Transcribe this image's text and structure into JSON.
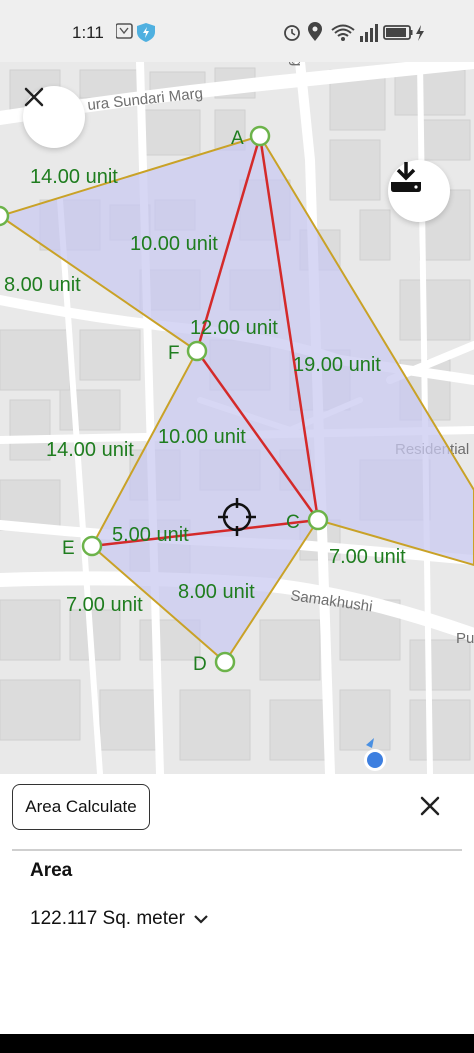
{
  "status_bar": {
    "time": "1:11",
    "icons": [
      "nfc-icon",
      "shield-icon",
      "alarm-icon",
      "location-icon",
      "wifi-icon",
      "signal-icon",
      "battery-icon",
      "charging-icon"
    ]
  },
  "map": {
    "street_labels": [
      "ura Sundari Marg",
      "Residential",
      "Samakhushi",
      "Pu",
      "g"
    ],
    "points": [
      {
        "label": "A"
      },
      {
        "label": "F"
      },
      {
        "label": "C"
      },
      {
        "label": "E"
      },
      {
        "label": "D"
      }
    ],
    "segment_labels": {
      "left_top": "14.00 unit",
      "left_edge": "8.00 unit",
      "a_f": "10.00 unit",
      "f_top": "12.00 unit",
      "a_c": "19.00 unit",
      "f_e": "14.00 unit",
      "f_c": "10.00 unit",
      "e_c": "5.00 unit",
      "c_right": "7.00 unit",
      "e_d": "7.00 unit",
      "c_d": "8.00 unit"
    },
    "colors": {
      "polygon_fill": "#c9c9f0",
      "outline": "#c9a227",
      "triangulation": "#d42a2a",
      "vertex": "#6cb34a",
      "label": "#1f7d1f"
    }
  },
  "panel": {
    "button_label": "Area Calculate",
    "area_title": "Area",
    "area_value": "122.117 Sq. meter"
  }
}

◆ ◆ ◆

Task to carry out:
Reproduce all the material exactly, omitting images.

Output for this exercise:
Transcribe this image's text and structure into JSON.
{
  "status_bar": {
    "time": "1:11",
    "icons": [
      "nfc-icon",
      "shield-icon",
      "alarm-icon",
      "location-icon",
      "wifi-icon",
      "signal-icon",
      "battery-icon",
      "charging-icon"
    ]
  },
  "map": {
    "street_labels": [
      "ura Sundari Marg",
      "Residential",
      "Samakhushi",
      "Pu",
      "g"
    ],
    "points": [
      {
        "label": "A"
      },
      {
        "label": "F"
      },
      {
        "label": "C"
      },
      {
        "label": "E"
      },
      {
        "label": "D"
      }
    ],
    "segment_labels": {
      "left_top": "14.00 unit",
      "left_edge": "8.00 unit",
      "a_f": "10.00 unit",
      "f_top": "12.00 unit",
      "a_c": "19.00 unit",
      "f_e": "14.00 unit",
      "f_c": "10.00 unit",
      "e_c": "5.00 unit",
      "c_right": "7.00 unit",
      "e_d": "7.00 unit",
      "c_d": "8.00 unit"
    },
    "colors": {
      "polygon_fill": "#c9c9f0",
      "outline": "#c9a227",
      "triangulation": "#d42a2a",
      "vertex": "#6cb34a",
      "label": "#1f7d1f"
    }
  },
  "panel": {
    "button_label": "Area Calculate",
    "area_title": "Area",
    "area_value": "122.117 Sq. meter"
  }
}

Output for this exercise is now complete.